The inventory wasn’t only limited to pictures of items as there were also more interactive elements to it. We were able to solve some puzzles directly from the inventory which then triggered something in the game, and we could also listen to audio recordings that had played in the room – this was a great touch as it can be notoriously difficult to hear audio playing over a speaker system in a room, especially over Zoom.
Now it could be because we were rusty, or tired, but we seemed to struggle a bit with the puzzles in D’Vile’s and nearly took the full 75 minutes to complete the game (it was squeaky bum time for sure). Saying that, the puzzles were fair, enjoyable and a delight to solve. They were also quite varied; searching, observation, logic, audio, and decoding were all present.
Part of our problem was that early on we followed some instructions a bit too well and this hampered us as we didn’t find everything we needed to really get moving. So we were slow to get going, but once we did it seemed like a race against the clock to try and complete our mission.

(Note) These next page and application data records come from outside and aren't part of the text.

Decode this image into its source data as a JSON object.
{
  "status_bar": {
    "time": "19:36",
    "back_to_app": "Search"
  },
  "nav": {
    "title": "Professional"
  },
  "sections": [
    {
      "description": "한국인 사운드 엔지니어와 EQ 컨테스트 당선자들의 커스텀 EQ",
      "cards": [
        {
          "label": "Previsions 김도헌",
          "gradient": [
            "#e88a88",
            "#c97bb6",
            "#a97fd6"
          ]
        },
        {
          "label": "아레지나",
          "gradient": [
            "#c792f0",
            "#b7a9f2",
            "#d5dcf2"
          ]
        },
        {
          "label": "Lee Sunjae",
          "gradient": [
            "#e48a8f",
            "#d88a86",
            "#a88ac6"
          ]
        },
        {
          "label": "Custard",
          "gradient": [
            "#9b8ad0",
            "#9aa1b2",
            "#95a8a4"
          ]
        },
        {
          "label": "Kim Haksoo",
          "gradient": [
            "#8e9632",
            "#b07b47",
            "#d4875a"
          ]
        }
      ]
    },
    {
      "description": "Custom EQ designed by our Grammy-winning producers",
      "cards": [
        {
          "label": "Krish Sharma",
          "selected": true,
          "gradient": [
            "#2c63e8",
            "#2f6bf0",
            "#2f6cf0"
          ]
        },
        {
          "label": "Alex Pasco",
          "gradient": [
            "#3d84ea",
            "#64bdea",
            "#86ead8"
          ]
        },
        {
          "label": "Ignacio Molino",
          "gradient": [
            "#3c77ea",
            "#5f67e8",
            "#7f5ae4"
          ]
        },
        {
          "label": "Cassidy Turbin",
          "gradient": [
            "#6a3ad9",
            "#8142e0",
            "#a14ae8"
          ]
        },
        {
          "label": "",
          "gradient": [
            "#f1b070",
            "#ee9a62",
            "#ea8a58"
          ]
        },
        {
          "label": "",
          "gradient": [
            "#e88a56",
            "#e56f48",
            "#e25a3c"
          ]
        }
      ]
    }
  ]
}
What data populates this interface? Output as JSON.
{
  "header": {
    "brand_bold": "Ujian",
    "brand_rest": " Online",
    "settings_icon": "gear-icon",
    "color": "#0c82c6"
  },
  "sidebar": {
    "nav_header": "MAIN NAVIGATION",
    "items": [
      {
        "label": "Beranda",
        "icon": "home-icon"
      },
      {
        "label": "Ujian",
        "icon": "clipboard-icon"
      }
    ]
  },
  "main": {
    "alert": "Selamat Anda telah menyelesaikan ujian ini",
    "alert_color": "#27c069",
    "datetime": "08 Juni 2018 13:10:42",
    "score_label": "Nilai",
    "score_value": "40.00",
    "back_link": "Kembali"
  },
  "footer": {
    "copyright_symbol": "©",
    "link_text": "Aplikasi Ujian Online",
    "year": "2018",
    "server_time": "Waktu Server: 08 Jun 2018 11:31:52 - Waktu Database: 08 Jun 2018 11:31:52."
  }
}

There must be something in the water in Regina, as some of the best live avatar hosts we have had have come from companies in Regina. Mitch is a master of his art and plays his characters well, treading the fine line between scared host and experienced gamesmaster.
I think Mitch knew we were getting low on time as towards the end of the game he would subtly help speed things along, suggestions such as “I’ll just take these with me, just in case” saved precious minutes where he didn’t then have to go and collect items once we realised what was going on. It never felt like we were being pushed along and the story never suffered, even when we were low on time, Mitch, sorry, Sam, still played his role to perfection and helped us feel on edge.
D’Vile’s is yet another wonderful contribution to the online avatar escape room world by Mystery Mansion. It doesn’t have the fun of DTF or the humour of Seen, but it is a wonderful creepy addition to the online horror world. We really can’t wait for the next instalment in this story, The Sleepy Man.
- Number of connections: 3-6 players recommended
- Price: CAD$25.00 per person (+ tax)
- Devices: Desktop or Laptop suggested
- Platform: Zoom/Telescape
- Inventory: Yes
- 360º View: Yes
- Time Zone: Regina, Canada (CST)
|Value for Money|
Team: 4 players
Time Taken: 73 minutes (75 minute game)
*Disclaimer: we weren’t charged for this experience, but this has not influenced our review.